He liked to shoot skeet and curled right into his 80s, but he was never happier than "when he was out fishing and hunting, especially if his (first-born) grandson, Andrew Anthony, was with him."
Brown also liked to cook, garden and, in retirement, enjoyed travels to places like Florida, California and Alaska in the company of his late schoolteacher wife Olive (English), a native of Deer Island, who died in 2003.
Born at Wilsons Beach, Campobello, on Dec. 6, 1915, Edward Raye Brown was a son of the late Willie and Gertrude (Ludlow) Brown.
His survivors include Anthony, of Pennfield, and her sister, Natalie Harris of Blacks Harbour; four grandchildren; and three great-grandchildren.
During the Second World War, Brown served with the Royal Air Force's Marine Squadron in Point Doichin, Que., Halifax and Shediac, where he earned tickets as a carpenter, diesel mechanic and stationary engineer.
He was still in uniform when he and Olive were married on Sept. 2, 1945, at the Baptist Church in Lambertville, Deer Island. Anthony recalled her mother, who had gone to Campobello to teach elementary school, telling her how her father was wearing a red wool sweater when she first laid eyes on him on the basketball court.
After starting married life in Shediac, Brown moved to the Blacks Harbour area, where he was to serve as head keeper of the Pea Point Light for 21 years. He and Olive started their family at the light. But once his eldest girl reached school age he purchased a big house at neaby Wallace Cove which, in the 1960s, became the mainland terminal for the Grand Manan ferry service. Brown finished out his working life as the wharf agent for Coastal Transport, the ferry operator, retiring around 1980. Shortly before retirement, the Browns also relocated to 225 Blacks Harbour Rd. in Pennfield.
"When Dad moved there, he became an avid gardener and had a big vegetable garden and raspberry canes and they were right into jam-making and pickling," said Anthony. "When we moved to the (Wallace) Cove and he was still on the lighthouse, he had to cook for himself. He made excellent stews and fish chowders. So, when Mom developed osteoporosis in later years, Dad was the one who made the pickles."
Brown's love of sports of all kinds, especially curling, continued long after his body kept him from taking part.

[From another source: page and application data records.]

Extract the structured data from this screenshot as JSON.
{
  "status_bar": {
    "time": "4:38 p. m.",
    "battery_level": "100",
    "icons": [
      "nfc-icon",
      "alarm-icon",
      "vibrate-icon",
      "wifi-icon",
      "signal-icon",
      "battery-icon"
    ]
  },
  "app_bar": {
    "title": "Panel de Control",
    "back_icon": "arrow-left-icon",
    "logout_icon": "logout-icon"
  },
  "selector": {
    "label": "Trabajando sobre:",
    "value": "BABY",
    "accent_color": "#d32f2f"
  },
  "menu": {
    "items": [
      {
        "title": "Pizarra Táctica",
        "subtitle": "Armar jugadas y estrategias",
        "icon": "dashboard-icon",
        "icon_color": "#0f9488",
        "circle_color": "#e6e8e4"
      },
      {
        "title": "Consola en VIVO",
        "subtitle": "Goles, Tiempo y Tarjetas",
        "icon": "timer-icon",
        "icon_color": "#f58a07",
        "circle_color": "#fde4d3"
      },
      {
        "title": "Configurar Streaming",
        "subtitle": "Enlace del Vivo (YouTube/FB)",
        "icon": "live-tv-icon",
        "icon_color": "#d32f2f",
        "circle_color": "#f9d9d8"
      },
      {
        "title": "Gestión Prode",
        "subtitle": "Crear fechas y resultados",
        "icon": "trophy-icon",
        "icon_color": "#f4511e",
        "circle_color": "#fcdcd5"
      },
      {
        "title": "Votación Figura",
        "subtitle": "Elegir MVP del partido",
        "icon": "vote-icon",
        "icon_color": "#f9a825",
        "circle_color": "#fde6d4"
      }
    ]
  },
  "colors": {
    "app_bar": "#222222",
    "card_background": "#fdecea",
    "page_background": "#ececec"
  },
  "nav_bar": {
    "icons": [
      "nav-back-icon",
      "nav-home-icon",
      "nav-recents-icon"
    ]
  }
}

"It was nothing for him to stay up and watch the Scott Tourament of Hearts on TV until 3 a.m.," Anthony said of the onetime skip. "Dad still liked to call the shots."
SOURCE: New Brunswick Telegraph-Journal (Saint John, NB) - November 26, 2007.